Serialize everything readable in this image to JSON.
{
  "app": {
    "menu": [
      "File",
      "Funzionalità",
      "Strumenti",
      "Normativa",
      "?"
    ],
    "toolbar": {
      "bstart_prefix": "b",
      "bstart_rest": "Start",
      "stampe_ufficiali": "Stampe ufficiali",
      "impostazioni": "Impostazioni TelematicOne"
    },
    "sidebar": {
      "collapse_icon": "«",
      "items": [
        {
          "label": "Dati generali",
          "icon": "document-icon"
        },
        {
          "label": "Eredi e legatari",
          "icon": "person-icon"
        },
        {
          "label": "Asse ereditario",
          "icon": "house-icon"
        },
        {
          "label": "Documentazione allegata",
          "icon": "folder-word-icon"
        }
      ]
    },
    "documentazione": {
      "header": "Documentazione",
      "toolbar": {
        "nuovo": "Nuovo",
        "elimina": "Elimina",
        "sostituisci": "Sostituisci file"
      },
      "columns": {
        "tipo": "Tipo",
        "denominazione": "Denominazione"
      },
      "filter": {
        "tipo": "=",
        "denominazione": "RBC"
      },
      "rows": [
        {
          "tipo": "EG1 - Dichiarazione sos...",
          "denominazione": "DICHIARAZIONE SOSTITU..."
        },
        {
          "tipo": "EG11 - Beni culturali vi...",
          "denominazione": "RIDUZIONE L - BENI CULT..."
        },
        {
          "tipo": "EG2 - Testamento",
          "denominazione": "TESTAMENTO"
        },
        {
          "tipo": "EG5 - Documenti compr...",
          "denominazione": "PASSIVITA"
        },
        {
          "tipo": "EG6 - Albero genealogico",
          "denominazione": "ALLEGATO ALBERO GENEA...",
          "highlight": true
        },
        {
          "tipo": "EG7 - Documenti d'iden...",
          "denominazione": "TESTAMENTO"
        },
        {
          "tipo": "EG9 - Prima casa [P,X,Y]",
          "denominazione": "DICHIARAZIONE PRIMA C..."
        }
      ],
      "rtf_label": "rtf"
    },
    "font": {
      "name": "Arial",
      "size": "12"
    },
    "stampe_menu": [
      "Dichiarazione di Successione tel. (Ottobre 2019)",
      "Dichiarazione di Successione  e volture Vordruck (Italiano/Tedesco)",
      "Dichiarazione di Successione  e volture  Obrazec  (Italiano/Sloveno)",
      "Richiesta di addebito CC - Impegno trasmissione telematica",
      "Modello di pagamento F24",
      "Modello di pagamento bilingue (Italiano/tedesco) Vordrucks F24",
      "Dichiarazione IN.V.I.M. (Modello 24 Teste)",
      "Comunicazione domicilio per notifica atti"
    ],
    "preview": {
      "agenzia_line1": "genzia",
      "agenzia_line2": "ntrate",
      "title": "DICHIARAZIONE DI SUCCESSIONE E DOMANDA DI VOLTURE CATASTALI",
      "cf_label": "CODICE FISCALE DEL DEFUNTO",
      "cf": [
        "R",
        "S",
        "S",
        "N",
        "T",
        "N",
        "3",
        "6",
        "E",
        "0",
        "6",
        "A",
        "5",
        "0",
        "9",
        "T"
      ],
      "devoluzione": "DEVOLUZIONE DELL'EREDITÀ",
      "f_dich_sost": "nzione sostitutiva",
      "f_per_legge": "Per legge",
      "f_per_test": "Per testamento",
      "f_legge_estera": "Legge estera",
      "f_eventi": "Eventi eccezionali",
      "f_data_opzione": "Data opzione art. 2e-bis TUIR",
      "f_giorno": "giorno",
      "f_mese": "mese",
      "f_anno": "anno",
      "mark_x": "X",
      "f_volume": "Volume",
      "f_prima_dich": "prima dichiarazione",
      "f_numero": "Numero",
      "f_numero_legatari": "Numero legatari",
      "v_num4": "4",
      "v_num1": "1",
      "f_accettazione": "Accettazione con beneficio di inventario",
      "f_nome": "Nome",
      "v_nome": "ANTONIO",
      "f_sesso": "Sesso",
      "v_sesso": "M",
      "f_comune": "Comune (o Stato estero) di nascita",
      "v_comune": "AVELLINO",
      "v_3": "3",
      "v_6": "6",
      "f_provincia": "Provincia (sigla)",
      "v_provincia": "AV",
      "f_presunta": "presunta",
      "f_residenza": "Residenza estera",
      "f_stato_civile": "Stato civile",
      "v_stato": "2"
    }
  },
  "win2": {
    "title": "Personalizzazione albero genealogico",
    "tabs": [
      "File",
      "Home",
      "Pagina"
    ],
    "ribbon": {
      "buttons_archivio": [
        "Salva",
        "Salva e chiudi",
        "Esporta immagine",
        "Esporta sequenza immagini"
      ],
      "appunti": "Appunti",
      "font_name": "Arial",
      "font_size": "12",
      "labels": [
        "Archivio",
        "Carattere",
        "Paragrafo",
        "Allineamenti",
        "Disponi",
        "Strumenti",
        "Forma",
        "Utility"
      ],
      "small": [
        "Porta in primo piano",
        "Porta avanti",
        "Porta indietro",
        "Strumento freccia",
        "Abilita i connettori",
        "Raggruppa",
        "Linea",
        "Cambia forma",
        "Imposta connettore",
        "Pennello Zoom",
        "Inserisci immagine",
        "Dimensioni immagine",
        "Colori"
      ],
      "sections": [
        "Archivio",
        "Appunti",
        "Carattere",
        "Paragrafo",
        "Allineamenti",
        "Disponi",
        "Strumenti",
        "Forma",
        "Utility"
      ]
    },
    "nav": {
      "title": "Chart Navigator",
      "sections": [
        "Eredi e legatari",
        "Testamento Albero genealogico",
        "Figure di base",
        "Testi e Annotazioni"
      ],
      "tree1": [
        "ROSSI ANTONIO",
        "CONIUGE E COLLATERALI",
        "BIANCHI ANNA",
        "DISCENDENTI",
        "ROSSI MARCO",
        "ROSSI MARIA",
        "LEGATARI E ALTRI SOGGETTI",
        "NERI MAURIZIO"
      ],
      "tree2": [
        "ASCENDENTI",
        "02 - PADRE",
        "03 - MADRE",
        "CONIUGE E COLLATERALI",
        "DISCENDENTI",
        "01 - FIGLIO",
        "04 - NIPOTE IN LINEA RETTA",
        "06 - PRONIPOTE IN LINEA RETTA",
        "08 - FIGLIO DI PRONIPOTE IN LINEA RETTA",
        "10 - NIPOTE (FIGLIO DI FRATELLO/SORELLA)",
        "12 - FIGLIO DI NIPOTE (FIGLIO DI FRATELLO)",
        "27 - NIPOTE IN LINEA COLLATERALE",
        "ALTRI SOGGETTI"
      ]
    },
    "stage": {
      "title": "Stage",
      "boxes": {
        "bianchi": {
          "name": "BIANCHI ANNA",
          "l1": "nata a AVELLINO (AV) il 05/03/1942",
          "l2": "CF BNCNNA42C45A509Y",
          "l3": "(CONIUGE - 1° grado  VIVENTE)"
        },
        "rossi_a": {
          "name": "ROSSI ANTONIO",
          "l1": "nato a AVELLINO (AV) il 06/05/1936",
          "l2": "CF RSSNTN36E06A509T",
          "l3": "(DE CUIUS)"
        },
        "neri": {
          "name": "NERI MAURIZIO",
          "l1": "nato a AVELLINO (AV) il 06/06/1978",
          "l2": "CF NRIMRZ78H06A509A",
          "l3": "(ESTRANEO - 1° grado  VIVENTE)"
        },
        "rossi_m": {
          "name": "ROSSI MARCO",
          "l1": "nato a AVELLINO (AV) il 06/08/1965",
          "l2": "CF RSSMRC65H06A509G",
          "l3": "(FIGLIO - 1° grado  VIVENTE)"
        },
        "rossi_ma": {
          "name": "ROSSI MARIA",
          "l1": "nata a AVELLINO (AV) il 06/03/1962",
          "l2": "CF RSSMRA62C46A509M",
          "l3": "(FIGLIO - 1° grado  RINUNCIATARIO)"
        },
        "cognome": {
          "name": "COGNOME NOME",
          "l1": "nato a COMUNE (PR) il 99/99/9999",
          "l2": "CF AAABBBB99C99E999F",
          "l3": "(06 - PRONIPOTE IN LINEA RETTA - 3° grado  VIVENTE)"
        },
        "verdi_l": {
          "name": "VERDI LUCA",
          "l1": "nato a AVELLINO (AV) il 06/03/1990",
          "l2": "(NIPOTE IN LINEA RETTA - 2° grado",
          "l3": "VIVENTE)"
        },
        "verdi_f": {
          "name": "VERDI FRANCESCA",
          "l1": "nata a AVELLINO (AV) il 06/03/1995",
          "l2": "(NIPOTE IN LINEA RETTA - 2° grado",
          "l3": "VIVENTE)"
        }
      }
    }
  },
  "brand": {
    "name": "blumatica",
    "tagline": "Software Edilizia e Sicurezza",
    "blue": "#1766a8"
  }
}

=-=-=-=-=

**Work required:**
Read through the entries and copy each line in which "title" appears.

**Solution for this exercise:**
      "title": "DICHIARAZIONE DI SUCCESSIONE E DOMANDA DI VOLTURE CATASTALI",
    "title": "Personalizzazione albero genealogico",
      "title": "Chart Navigator",
      "title": "Stage",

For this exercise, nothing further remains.